**ASSIGNED TASK:** Please return every line of the records below that holds the word "background".

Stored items
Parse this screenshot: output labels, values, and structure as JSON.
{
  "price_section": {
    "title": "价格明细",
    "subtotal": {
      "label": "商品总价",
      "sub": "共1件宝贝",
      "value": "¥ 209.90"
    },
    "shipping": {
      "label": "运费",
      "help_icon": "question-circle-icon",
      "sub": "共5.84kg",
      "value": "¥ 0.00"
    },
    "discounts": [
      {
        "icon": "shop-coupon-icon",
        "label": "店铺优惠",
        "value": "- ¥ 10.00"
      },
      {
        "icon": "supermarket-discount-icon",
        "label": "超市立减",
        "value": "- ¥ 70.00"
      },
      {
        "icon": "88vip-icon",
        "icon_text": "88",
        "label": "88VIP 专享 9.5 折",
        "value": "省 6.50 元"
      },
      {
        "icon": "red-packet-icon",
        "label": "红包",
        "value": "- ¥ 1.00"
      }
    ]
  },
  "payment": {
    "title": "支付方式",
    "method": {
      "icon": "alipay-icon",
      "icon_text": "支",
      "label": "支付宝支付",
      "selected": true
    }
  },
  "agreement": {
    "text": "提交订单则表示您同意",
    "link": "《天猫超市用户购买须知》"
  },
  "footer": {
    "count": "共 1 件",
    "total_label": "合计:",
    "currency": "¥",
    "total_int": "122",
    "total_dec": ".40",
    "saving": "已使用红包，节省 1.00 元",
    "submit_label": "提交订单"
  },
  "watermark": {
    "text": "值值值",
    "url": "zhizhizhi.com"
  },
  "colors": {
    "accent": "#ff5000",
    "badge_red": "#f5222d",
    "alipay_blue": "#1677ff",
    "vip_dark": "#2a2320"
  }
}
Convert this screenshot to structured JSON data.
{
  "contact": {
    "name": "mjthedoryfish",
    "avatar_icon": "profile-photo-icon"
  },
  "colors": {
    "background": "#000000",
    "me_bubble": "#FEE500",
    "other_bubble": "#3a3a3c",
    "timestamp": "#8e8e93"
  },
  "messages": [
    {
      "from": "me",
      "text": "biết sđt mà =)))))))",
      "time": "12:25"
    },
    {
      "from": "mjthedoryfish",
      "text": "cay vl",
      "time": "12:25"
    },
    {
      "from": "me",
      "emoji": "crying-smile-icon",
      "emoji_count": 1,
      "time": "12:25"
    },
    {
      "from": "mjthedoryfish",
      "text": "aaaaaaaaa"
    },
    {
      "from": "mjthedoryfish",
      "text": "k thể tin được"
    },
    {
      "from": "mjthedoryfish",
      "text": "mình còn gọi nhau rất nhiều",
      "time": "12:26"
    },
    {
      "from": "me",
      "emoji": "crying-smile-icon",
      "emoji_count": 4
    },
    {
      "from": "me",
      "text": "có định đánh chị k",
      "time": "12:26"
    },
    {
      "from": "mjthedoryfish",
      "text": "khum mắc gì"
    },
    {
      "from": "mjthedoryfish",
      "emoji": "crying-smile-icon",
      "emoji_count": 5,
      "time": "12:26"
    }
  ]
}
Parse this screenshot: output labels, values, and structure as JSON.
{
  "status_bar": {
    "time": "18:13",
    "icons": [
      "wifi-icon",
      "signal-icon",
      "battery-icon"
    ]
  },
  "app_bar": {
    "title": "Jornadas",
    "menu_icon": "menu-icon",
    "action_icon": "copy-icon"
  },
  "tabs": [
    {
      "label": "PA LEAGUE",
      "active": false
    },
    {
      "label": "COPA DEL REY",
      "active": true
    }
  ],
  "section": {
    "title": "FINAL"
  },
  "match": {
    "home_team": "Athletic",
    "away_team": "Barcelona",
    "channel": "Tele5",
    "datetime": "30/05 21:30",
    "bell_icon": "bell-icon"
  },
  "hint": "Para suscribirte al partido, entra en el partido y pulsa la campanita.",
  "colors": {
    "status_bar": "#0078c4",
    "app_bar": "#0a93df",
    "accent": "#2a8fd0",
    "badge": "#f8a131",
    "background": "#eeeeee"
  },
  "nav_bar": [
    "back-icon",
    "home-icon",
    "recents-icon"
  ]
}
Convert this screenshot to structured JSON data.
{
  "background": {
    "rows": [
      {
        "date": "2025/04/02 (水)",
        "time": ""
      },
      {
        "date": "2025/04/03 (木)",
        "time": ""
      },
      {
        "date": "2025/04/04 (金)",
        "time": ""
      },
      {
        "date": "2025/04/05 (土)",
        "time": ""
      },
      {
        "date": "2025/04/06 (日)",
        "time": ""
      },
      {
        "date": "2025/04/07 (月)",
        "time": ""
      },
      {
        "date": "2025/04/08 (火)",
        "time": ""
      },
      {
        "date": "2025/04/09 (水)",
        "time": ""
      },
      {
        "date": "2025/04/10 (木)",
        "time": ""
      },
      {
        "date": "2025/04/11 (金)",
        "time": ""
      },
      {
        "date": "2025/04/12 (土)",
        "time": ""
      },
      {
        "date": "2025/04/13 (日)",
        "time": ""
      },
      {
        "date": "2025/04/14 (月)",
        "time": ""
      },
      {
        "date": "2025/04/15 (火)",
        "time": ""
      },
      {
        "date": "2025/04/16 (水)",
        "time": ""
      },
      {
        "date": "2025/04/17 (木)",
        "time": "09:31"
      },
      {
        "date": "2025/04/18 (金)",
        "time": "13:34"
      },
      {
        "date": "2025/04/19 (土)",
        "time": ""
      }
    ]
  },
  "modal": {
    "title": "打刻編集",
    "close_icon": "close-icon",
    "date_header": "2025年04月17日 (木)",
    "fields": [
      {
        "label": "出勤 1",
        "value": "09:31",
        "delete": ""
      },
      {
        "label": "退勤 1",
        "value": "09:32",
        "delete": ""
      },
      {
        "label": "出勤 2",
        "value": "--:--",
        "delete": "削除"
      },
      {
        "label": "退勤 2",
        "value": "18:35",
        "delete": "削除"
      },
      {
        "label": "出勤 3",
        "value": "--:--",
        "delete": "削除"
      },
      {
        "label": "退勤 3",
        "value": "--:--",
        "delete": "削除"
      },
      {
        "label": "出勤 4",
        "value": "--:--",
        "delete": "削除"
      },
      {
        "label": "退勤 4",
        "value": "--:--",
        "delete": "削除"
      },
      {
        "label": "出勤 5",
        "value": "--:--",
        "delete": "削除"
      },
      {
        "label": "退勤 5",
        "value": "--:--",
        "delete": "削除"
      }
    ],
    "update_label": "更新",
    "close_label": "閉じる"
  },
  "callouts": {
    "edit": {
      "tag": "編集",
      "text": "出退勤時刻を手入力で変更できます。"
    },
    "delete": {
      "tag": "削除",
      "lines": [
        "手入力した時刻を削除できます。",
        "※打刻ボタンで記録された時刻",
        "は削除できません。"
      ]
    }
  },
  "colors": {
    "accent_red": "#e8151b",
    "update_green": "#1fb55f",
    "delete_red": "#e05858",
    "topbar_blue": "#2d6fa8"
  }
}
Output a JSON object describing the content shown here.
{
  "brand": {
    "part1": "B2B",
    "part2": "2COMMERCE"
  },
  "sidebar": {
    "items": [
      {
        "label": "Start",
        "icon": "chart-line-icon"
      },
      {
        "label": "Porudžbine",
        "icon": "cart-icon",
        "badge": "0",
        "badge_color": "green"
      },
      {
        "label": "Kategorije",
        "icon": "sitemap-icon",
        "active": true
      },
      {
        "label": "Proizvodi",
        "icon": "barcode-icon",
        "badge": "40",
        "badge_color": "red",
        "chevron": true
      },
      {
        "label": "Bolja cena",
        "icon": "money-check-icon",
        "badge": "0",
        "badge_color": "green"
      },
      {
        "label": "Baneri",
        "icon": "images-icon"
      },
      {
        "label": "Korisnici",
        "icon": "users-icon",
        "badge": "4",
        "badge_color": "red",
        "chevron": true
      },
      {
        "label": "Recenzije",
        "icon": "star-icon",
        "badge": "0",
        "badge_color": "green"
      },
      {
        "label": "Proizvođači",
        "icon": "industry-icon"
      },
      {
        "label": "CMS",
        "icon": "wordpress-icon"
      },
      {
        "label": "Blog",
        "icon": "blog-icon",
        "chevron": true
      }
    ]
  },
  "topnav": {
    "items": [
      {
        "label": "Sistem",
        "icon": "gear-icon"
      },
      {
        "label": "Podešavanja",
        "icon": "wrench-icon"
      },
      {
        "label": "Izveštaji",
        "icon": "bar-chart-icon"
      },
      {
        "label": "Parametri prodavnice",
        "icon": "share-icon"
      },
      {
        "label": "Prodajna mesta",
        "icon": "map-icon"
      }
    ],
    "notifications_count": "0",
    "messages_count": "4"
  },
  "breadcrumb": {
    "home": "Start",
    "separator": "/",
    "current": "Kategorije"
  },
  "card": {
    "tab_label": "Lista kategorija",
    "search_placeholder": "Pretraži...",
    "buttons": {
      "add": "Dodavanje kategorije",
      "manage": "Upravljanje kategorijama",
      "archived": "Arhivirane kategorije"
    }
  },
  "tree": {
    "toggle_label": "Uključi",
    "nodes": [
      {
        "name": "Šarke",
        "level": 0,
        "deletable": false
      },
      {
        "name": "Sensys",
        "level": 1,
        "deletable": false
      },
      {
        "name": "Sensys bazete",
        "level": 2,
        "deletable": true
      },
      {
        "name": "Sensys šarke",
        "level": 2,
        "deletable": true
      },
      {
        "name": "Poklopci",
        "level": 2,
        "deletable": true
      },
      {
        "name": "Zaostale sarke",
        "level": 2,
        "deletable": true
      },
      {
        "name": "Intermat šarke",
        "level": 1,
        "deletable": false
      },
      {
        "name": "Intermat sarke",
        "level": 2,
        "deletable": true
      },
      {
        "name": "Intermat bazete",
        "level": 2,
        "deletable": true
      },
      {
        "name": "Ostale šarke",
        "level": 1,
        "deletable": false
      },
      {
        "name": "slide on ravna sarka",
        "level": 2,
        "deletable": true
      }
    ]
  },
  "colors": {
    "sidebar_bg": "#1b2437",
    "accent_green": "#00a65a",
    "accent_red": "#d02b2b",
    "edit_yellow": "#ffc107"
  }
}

**ANSWER:**
    "background": "#000000",
    "background": "#eeeeee"
  "background": {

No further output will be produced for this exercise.